Your assignment: Copy out each line of the material in which the word "Visualizer" appears.

------------------------

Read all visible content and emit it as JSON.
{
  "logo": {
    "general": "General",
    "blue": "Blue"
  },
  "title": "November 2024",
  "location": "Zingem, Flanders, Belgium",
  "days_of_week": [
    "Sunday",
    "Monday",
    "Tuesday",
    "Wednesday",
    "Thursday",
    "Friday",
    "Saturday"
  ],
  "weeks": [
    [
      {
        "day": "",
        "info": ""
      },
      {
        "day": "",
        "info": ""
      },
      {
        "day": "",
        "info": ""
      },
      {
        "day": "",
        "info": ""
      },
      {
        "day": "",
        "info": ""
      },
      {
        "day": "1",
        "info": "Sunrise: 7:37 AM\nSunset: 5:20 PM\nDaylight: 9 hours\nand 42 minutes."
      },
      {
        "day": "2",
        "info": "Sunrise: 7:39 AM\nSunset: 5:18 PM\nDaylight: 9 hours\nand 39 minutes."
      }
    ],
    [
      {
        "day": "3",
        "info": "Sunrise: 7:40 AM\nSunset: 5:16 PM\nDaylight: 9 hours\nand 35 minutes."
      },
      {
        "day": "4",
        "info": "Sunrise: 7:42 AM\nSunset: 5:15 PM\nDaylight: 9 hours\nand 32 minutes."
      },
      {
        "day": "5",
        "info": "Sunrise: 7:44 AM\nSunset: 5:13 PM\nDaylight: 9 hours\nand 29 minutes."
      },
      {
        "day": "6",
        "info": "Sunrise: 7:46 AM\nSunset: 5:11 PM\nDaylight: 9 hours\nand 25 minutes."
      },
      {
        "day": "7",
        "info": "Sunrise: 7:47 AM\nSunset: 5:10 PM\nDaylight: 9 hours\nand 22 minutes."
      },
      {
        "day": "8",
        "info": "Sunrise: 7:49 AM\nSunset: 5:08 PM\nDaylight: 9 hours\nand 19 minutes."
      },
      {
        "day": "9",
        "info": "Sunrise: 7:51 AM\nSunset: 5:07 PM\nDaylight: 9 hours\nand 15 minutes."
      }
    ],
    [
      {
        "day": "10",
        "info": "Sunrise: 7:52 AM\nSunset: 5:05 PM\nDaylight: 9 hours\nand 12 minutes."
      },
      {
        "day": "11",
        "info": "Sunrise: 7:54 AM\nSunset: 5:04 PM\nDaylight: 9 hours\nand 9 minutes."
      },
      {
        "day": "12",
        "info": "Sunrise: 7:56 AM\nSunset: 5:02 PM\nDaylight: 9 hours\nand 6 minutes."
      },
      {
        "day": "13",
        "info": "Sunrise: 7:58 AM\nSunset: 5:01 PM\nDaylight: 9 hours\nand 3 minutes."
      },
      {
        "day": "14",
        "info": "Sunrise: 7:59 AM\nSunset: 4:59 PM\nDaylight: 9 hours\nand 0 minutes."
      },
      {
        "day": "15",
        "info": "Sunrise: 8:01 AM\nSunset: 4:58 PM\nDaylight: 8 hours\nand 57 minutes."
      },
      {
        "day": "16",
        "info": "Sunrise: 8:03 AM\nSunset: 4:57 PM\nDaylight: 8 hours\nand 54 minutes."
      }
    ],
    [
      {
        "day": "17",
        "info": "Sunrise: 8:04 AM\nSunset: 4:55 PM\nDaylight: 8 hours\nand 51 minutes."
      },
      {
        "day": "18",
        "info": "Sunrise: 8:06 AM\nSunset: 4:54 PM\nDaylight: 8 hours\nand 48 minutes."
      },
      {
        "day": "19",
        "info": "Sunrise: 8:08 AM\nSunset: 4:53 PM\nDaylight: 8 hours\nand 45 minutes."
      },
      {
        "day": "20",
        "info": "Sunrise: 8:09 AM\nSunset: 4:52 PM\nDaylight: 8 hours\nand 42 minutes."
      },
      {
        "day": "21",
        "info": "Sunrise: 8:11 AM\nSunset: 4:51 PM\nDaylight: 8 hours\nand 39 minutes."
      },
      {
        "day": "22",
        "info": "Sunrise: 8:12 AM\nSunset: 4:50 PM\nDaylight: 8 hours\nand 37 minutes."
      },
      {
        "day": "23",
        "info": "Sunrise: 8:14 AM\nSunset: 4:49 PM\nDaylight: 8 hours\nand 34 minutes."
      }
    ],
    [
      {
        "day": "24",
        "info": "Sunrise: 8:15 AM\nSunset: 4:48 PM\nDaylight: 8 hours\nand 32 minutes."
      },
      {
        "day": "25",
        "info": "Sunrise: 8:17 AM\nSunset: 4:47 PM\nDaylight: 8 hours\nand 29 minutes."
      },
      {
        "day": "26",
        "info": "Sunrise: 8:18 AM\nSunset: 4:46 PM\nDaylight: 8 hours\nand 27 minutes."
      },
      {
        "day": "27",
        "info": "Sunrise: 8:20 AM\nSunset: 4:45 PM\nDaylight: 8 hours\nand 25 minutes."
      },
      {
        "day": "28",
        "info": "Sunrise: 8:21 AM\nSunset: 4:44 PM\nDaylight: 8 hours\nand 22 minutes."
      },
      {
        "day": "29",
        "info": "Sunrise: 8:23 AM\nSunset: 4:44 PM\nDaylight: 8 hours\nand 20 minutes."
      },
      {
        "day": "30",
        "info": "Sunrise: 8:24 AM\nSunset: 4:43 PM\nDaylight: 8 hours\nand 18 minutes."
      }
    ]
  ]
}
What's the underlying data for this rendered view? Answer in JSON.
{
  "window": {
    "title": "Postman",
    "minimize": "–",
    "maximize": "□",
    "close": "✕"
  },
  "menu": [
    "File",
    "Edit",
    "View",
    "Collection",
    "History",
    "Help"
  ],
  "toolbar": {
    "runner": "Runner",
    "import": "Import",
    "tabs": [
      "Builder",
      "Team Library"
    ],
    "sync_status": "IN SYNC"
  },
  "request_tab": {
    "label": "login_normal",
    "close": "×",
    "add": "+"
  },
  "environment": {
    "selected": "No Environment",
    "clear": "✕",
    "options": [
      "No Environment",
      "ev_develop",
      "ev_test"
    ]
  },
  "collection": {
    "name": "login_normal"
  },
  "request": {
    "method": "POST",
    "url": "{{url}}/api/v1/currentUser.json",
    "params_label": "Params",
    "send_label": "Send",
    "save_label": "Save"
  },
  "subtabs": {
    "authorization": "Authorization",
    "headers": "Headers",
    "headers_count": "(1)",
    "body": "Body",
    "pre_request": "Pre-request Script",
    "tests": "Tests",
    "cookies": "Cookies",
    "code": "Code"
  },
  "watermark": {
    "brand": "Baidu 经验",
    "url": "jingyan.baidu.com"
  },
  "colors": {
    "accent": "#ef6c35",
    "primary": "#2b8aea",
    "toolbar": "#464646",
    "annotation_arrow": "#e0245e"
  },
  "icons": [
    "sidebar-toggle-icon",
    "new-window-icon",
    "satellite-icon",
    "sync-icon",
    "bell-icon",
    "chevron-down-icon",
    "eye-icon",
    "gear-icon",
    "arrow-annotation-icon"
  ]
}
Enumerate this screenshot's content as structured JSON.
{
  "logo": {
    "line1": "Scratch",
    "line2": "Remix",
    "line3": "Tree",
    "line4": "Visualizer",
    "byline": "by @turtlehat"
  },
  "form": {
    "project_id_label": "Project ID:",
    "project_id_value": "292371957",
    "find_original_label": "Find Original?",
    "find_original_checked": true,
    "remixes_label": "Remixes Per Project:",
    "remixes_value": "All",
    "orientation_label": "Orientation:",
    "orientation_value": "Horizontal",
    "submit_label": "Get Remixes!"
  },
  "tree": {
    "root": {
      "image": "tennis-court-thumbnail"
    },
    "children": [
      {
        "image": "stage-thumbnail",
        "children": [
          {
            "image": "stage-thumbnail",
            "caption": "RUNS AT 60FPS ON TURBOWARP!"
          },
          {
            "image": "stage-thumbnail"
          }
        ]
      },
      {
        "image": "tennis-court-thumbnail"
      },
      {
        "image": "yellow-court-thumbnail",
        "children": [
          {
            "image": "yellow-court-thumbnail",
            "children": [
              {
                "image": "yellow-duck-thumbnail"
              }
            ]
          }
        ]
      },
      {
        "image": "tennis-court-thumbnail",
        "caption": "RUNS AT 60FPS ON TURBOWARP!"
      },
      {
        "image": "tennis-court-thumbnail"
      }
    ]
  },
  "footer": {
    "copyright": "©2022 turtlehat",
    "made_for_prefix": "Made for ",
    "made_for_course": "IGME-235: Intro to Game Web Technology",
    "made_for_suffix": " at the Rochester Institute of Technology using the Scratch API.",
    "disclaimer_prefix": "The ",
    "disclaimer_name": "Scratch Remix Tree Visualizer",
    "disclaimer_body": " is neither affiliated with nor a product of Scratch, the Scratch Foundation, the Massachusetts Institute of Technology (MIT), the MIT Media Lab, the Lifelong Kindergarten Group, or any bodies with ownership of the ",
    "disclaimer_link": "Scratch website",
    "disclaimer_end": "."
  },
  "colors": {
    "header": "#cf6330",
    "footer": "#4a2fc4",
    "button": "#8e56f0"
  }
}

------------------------

Written answer:
    "line4": "Visualizer",
    "disclaimer_name": "Scratch Remix Tree Visualizer",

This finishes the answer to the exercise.